**Exercise:** Where the records below have a line with "value", that line is to be copied.

**Data provided:**
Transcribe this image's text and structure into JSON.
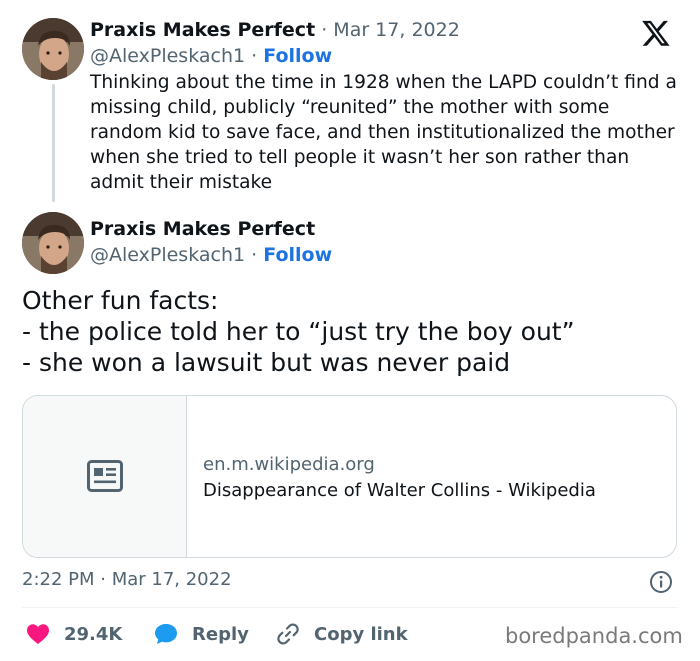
{
  "quoted_tweet": {
    "author_name": "Praxis Makes Perfect",
    "date": "Mar 17, 2022",
    "handle": "@AlexPleskach1",
    "follow_label": "Follow",
    "text": "Thinking about the time in 1928 when the LAPD couldn’t find a missing child, publicly “reunited” the mother with some random kid to save face, and then institutionalized the mother when she tried to tell people it wasn’t her son rather than admit their mistake"
  },
  "main_tweet": {
    "author_name": "Praxis Makes Perfect",
    "handle": "@AlexPleskach1",
    "follow_label": "Follow",
    "lines": [
      "Other fun facts:",
      "- the police told her to “just try the boy out”",
      "- she won a lawsuit but was never paid"
    ],
    "link_card": {
      "domain": "en.m.wikipedia.org",
      "title": "Disappearance of Walter Collins - Wikipedia",
      "icon": "article-icon"
    },
    "timestamp": "2:22 PM · Mar 17, 2022"
  },
  "actions": {
    "like_count": "29.4K",
    "reply_label": "Reply",
    "copy_link_label": "Copy link"
  },
  "watermark": "boredpanda.com",
  "colors": {
    "accent": "#1d73e0",
    "like": "#f91880",
    "muted": "#536471"
  }
}
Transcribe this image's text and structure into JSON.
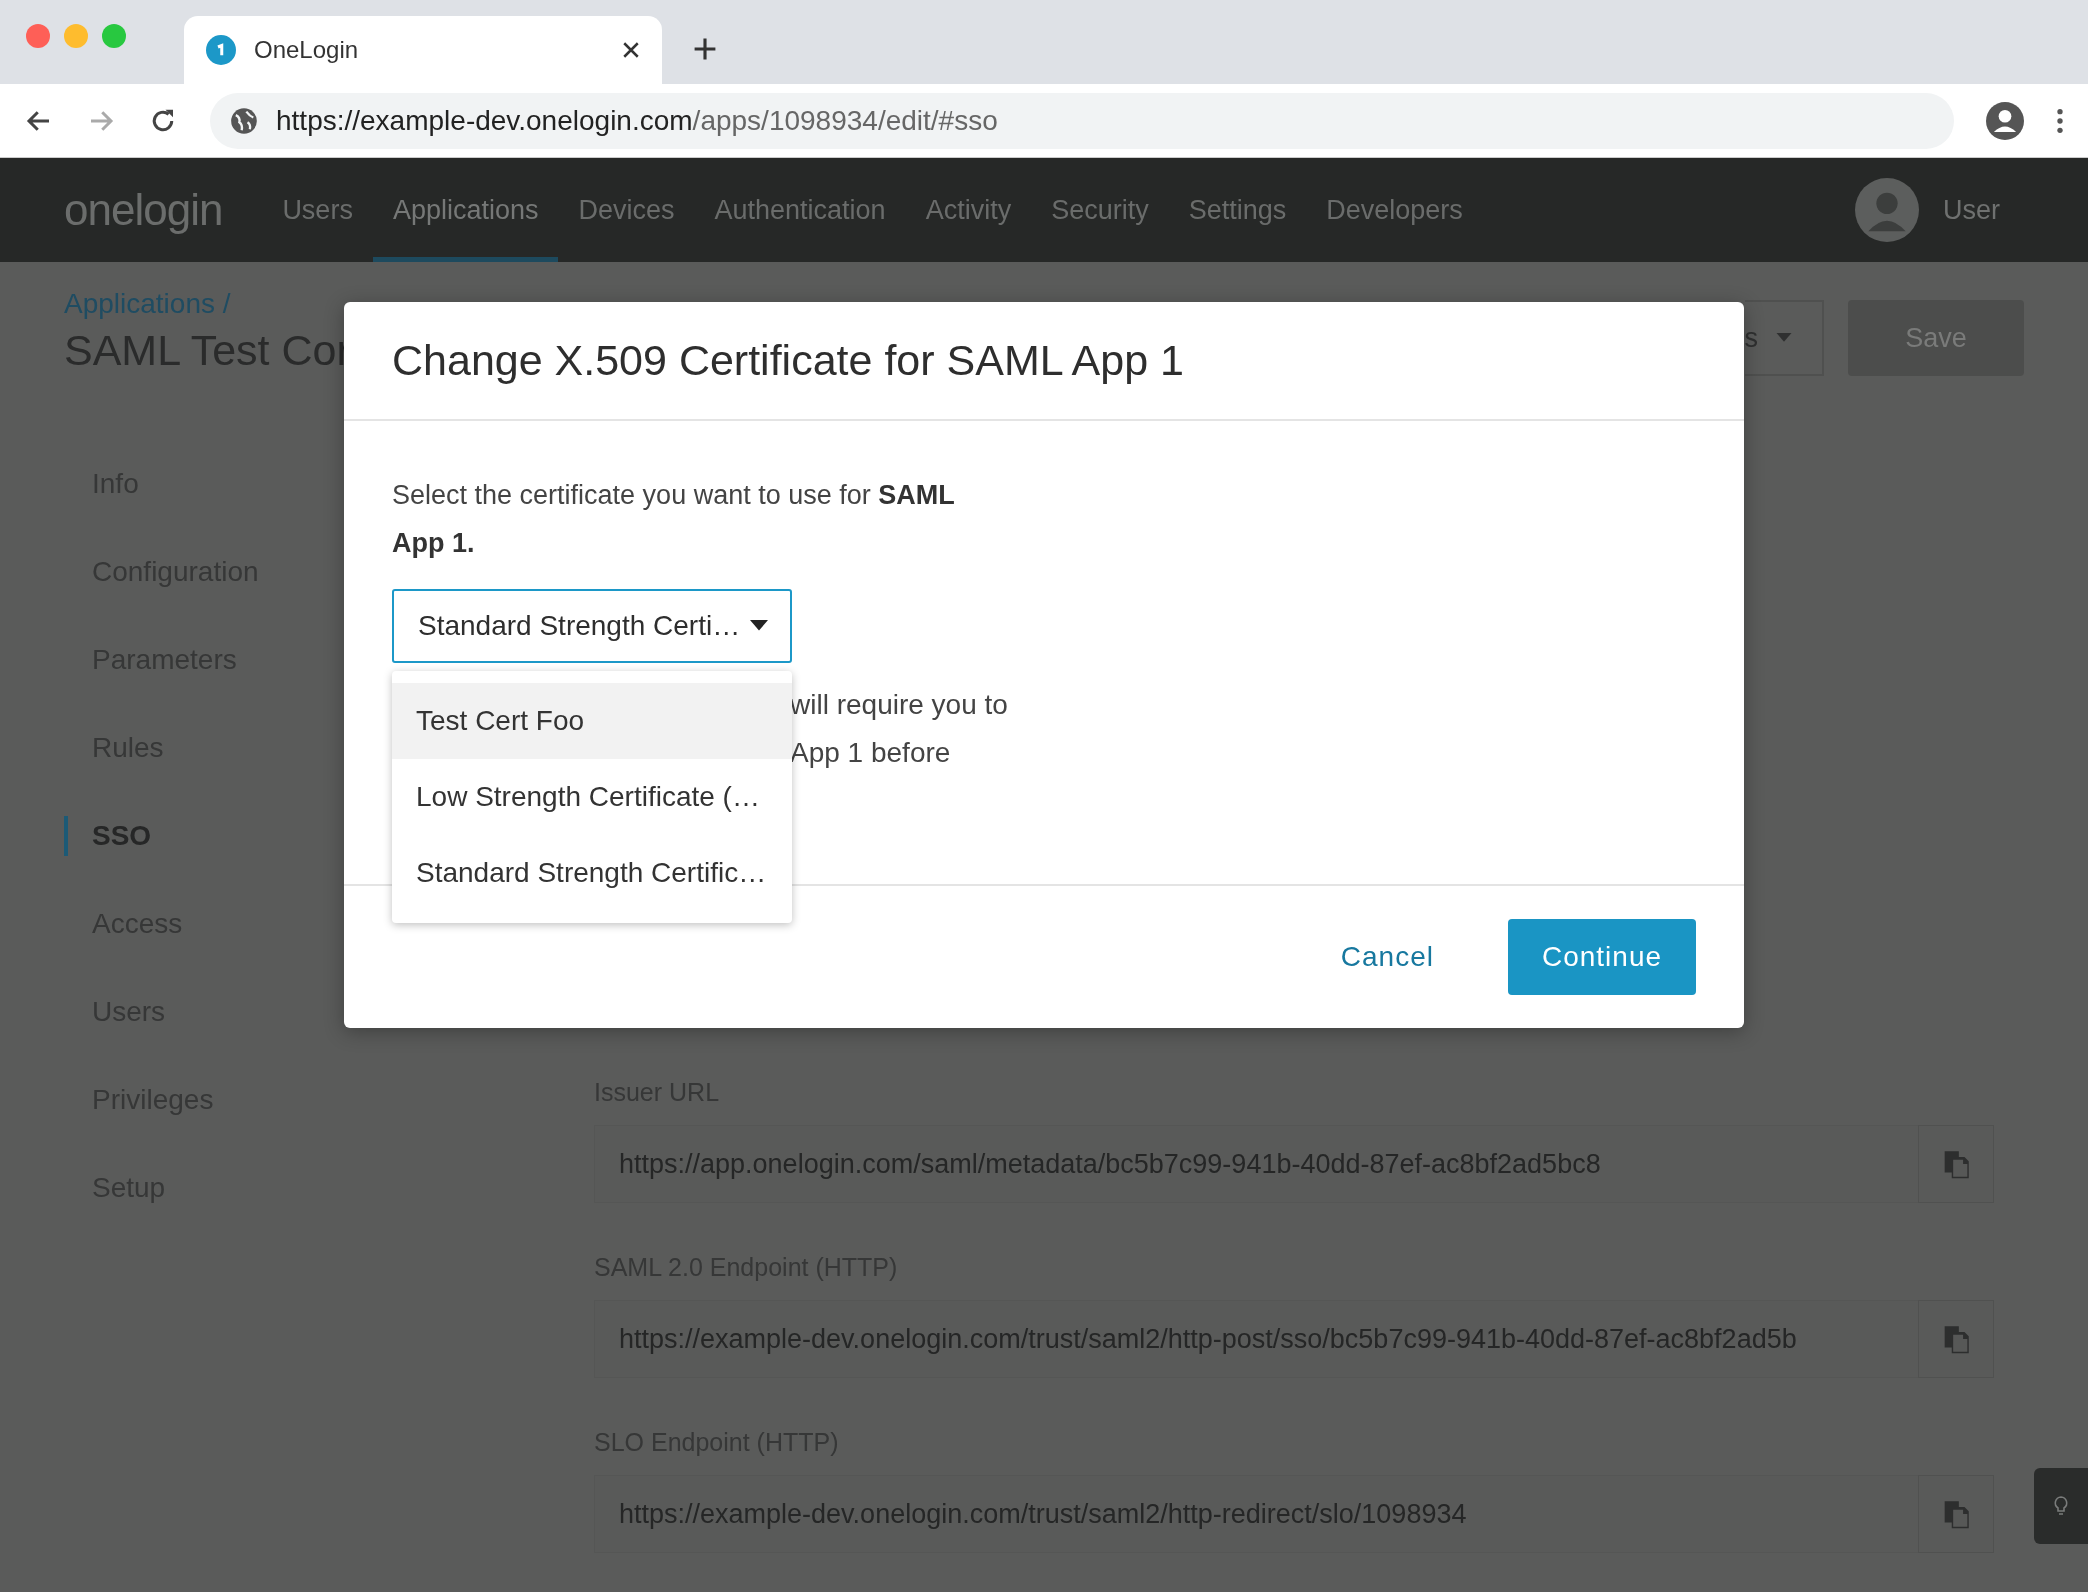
{
  "browser": {
    "tab_title": "OneLogin",
    "url_host": "https://example-dev.onelogin.com",
    "url_path": "/apps/1098934/edit/#sso"
  },
  "header": {
    "logo": "onelogin",
    "nav": [
      {
        "label": "Users",
        "selected": false
      },
      {
        "label": "Applications",
        "selected": true
      },
      {
        "label": "Devices",
        "selected": false
      },
      {
        "label": "Authentication",
        "selected": false
      },
      {
        "label": "Activity",
        "selected": false
      },
      {
        "label": "Security",
        "selected": false
      },
      {
        "label": "Settings",
        "selected": false
      },
      {
        "label": "Developers",
        "selected": false
      }
    ],
    "user": "User"
  },
  "page": {
    "breadcrumb": "Applications /",
    "title": "SAML Test Cor",
    "more_button": "s",
    "save_button": "Save"
  },
  "sidebar": [
    {
      "label": "Info",
      "selected": false
    },
    {
      "label": "Configuration",
      "selected": false
    },
    {
      "label": "Parameters",
      "selected": false
    },
    {
      "label": "Rules",
      "selected": false
    },
    {
      "label": "SSO",
      "selected": true
    },
    {
      "label": "Access",
      "selected": false
    },
    {
      "label": "Users",
      "selected": false
    },
    {
      "label": "Privileges",
      "selected": false
    },
    {
      "label": "Setup",
      "selected": false
    }
  ],
  "fields": [
    {
      "label": "Issuer URL",
      "value": "https://app.onelogin.com/saml/metadata/bc5b7c99-941b-40dd-87ef-ac8bf2ad5bc8"
    },
    {
      "label": "SAML 2.0 Endpoint (HTTP)",
      "value": "https://example-dev.onelogin.com/trust/saml2/http-post/sso/bc5b7c99-941b-40dd-87ef-ac8bf2ad5b"
    },
    {
      "label": "SLO Endpoint (HTTP)",
      "value": "https://example-dev.onelogin.com/trust/saml2/http-redirect/slo/1098934"
    }
  ],
  "modal": {
    "title": "Change X.509 Certificate for SAML App 1",
    "intro": "Select the certificate you want to use for **SAML App 1.**",
    "select": {
      "value": "Standard Strength Certi…",
      "expanded": true
    },
    "options": [
      {
        "label": "Test Cert Foo",
        "highlighted": true
      },
      {
        "label": "Low Strength Certificate (…",
        "highlighted": false
      },
      {
        "label": "Standard Strength Certific…",
        "highlighted": false
      }
    ],
    "note_lines": [
      "will require you to",
      "App 1 before"
    ],
    "cancel": "Cancel",
    "continue": "Continue"
  }
}
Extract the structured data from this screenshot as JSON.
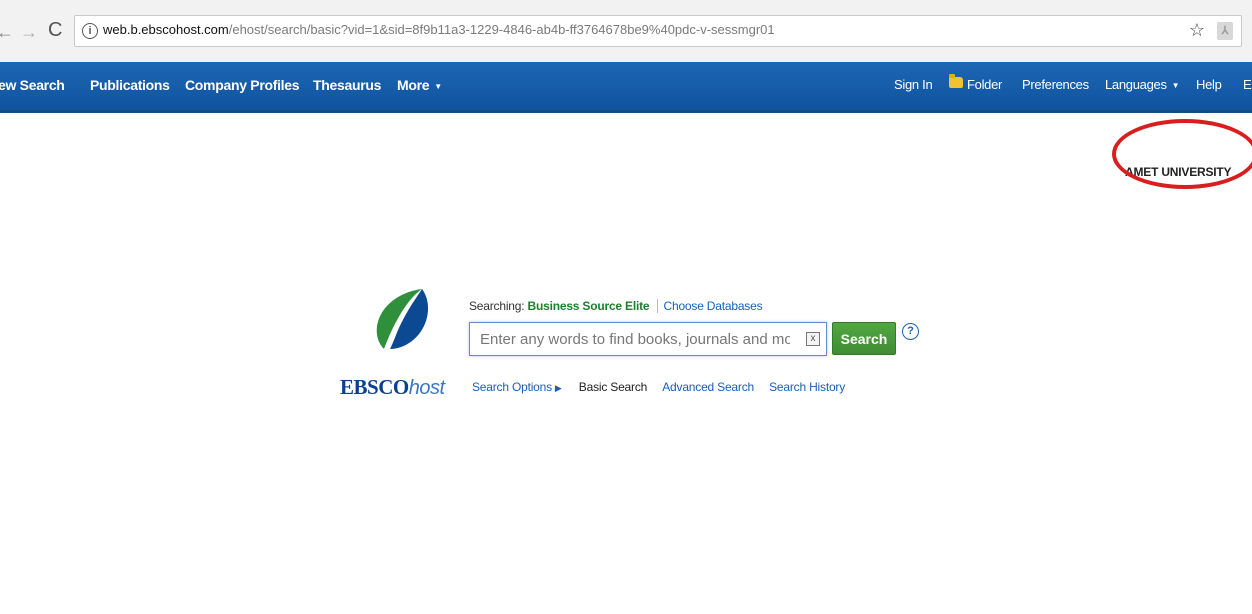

**Solution to the problem:**
      "value": "https://app.onelogin.com/saml/metadata/bc5b7c99-941b-40dd-87ef-ac8bf2ad5bc8"
      "value": "https://example-dev.onelogin.com/trust/saml2/http-post/sso/bc5b7c99-941b-40dd-87ef-ac8bf2ad5b"
      "value": "https://example-dev.onelogin.com/trust/saml2/http-redirect/slo/1098934"
      "value": "Standard Strength Certi…",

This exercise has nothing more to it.